Did you noticed that I skipped a number?
According to online textbooks, there are eight B Vitamins:
thiamin (vitamin B1)
riboflavin (vitamin B2)
niacin (vitamin B3)
pantothenic acid (vitamin B5)
pyridoxine (vitamin B6)
biotin (vitamin B7)
folate (vitamin B9)
cobalamin (vitamin B12)
While Choline is sometimes considered a B vitamin, I won't include it here. But may get to it later on.
So what is Vitamin B5 used for? Then, what does a deficiency in this vitamin cause?
Again, this isn't one of the ones that I am familiar with. So let's see what we can find from some of the experts - Merck Veterinary Manual.
Do you remember back in biochemistry when they are talking about cellular metabolism, and metabolism changes from carbohydrates to fats? Yes, of course! Well, remember that thing called Acetyl-CoA? Actually, that reminds me of those YouTube videos on biochem (Khan Academy). Highly recommend Khan Academy for those visual learners.
The CoA in Acetyl-CoA stands for coenzyme A. Within coenzyme A is our topic of the day: pantothenic acid.
Geesh! How did all my Vitamin Deficiency posts end up with a biochemistry review?! Let's keep these ones short!
So a deficiency in Vitamin B5 or pantothenic acid will cause issues with fatty acid metabolism, glycolysis and the Kreb's cycle.
We're looking a poultry and swine in this case. It appears to show the most lesions in the nervous system, as well as in the skin (dermatitis). Again, most commercial diets have supplemental vitamins, including Vitamin B5.

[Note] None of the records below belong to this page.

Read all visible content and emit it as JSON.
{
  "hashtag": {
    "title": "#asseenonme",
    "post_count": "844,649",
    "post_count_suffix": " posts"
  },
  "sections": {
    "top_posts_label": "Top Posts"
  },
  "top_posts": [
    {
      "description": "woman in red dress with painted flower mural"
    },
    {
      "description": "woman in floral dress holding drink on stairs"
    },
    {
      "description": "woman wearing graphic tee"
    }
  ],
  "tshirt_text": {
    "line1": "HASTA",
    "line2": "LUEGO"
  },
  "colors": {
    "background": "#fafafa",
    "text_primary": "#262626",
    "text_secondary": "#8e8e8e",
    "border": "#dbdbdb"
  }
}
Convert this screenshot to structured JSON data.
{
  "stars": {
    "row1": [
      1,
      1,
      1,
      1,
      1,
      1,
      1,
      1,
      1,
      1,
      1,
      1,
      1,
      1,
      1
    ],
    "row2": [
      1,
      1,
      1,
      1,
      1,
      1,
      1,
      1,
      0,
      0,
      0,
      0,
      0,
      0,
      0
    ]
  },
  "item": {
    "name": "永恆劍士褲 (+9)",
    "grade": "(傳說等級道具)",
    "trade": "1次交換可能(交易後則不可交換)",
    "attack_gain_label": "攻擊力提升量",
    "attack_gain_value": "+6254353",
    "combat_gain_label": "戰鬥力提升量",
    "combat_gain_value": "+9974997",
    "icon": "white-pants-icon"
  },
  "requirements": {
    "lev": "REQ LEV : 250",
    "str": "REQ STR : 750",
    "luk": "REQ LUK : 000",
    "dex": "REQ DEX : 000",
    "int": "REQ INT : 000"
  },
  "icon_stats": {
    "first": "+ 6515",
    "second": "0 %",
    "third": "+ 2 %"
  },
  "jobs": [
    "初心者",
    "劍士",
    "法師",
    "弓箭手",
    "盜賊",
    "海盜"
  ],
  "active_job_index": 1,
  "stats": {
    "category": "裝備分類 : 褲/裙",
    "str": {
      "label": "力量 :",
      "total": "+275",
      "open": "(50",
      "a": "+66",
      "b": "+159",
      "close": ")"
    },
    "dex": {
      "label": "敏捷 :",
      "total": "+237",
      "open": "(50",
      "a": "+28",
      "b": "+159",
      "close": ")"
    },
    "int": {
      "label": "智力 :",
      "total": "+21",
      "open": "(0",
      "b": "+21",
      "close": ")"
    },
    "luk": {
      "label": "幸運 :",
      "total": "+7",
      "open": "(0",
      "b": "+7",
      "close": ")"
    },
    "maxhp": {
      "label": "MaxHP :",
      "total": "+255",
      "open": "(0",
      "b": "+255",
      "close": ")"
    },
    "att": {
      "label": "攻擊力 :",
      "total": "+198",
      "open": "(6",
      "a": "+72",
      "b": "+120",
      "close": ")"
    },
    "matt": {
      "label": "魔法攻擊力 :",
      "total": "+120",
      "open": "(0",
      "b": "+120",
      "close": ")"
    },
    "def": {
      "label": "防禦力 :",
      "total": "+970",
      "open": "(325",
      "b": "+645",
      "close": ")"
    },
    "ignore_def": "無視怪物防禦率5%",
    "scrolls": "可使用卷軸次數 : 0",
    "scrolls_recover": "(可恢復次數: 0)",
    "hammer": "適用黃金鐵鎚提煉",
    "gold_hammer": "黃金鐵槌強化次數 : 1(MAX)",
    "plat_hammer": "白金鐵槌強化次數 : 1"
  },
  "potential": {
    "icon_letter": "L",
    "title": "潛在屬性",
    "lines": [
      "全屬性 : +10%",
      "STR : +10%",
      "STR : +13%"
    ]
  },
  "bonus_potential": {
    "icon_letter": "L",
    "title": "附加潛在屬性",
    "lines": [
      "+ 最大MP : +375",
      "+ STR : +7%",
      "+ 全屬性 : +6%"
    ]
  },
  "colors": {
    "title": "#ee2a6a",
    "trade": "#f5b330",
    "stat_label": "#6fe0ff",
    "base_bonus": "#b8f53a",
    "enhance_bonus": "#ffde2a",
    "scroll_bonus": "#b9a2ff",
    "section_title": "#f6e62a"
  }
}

It also kind of reminds me of a lecture I sat in on honeybee farms. It's unlikely that the larger, well-established commercial farms are going to have this as a cause of poor production. But the smaller facilities, backyard laying hens and such that may show some deficiencies if they are not also offered a well-balanced diet. It is not that corn is bad! Just eating corn is bad!